Feb 6, 2014 3:57 PM by MTN News - Helena
HELENA - U.S. Senator Max Baucus (D-MT) was confirmed unanimously by the U.S. Senate on Thursday as the next U.S. Ambassador to China.
U.S. Senator Jon Tester (D-MT) said in a press release: "His long record of service proves that Montanans don't want a showman. They want someone who will reach across the aisle and find a way to say ‘yes,' even when saying ‘no' is the easier thing to do. I know Max will continue to serve Montana, even he serves our nation overseas."
U.S. Representative Steve Daines (R-MT) issued the following statement: "Congratulations to Senator Max Baucus on his confirmation as the United States' new Ambassador to China. Senator Baucus has dedicated much of his life in service to Montana, and I wish him the best as he continues his service to our nation."
Montana Governor Steve Bullock (D) released the following statement: "I join all Montanans as we say congratulations and thank you to Max for his service to our state and nation. Max has dedicated his life to serving the people of Montana...I look forward to continuing to work with Max in his new role and am confident that his leadership in China will pay dividends for all Americans for years to come."
In a farewell address to his colleagues in the Senate on Thursday, Baucus said, "Let me begin by thanking the people of Montana for giving me the honor of representing them in the United States Congress for nearly 40 years. And I want to thank President Obama for the opportunity to continue to serve the American people as Ambassador to China."
Baucus continued, "There is nothing greater in life than the love of family and I have been an incredibly lucky man. I'd like to thank my wife, Melodee, my son Zeno, and his wife Stephanie. I'd also like to thank our children Katie and Joey. Mel, Zeno, Stephanie, Katie and Joey: you inspire me daily and I'm so grateful for each of you."
Governor Bullock is responsible for appointing Baucus' interim replacement in the U.S. Senate; he's endorsed Lt. Gov. John Walsh in his bid for the Senate in the 2014 election, but has not said if he'll appoint him in the interim.
One of Walsh's rivals in the Democratic primary, John Bohlinger, has already said he may drop out of the race if Walsh is appointed, figuring the exposure and fund-raising power of a Senator Walsh could be hard to catch up to. He has suggested a "caretaker" senator who would not run ion November.
Bullock has refused to offer details on whether he has already decided upon Walsh.
Bowen Greenwood, the executive director of the Montana Republican Party, says that just because Bullock can make the decision unilaterally doesn't mean he should.

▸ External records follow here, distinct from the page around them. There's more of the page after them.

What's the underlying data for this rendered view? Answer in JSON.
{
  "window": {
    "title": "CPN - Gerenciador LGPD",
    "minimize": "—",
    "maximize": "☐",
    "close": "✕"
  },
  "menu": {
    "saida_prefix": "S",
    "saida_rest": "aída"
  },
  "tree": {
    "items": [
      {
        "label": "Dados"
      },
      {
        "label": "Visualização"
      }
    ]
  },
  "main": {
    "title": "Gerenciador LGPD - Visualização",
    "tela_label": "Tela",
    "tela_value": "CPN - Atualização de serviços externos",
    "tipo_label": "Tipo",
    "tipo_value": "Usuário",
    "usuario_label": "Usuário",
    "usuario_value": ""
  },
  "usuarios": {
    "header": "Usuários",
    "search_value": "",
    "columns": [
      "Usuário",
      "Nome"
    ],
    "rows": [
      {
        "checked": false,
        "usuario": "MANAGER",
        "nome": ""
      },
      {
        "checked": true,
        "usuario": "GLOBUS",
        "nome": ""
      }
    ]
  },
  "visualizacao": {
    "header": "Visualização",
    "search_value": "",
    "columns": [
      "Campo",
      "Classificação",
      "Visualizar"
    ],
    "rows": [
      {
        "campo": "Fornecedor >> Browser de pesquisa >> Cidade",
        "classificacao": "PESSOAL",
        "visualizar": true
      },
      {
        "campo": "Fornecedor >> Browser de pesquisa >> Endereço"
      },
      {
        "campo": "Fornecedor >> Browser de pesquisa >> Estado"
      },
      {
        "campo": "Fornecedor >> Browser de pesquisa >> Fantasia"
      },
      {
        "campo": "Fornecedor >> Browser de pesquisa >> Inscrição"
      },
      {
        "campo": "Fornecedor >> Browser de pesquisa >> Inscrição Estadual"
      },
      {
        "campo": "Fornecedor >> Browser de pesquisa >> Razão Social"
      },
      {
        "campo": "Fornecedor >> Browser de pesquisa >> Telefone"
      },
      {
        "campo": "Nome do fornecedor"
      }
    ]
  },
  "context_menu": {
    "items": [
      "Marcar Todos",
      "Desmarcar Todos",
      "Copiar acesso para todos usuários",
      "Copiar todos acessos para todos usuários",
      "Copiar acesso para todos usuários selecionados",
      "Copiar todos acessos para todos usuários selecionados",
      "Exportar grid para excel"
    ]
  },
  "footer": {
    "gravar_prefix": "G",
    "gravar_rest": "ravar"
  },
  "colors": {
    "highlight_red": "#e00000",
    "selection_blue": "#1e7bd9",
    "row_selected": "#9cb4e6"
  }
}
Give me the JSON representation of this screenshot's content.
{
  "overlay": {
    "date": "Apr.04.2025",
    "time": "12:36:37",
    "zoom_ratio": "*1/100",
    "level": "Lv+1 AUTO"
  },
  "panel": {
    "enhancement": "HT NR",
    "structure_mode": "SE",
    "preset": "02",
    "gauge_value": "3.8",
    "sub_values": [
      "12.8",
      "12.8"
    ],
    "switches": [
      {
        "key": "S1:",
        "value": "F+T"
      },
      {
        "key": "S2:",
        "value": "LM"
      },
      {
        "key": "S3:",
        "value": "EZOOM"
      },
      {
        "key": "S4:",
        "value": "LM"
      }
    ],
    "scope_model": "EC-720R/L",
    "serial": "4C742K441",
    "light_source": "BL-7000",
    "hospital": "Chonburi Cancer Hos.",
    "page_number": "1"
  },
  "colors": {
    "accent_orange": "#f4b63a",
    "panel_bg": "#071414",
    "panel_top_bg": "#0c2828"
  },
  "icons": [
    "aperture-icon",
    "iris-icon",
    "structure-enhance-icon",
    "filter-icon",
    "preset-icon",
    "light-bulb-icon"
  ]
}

"Wouldn't it be great if there were a citizens commission to select among eligible Montanans? Or wouldn't it be great if there were some other elected officials from Montana who were invited to offer opinions or take part in the process?," Greenwood said last week. "Whatever the process used it would be nice of the people knew what was coming out of it rather than just some kind of backroom deal where we try to benefit our political candidate."
If Bullock does appoint Walsh, he will have an opportunity to make another appointment -- a new lieutenant governor.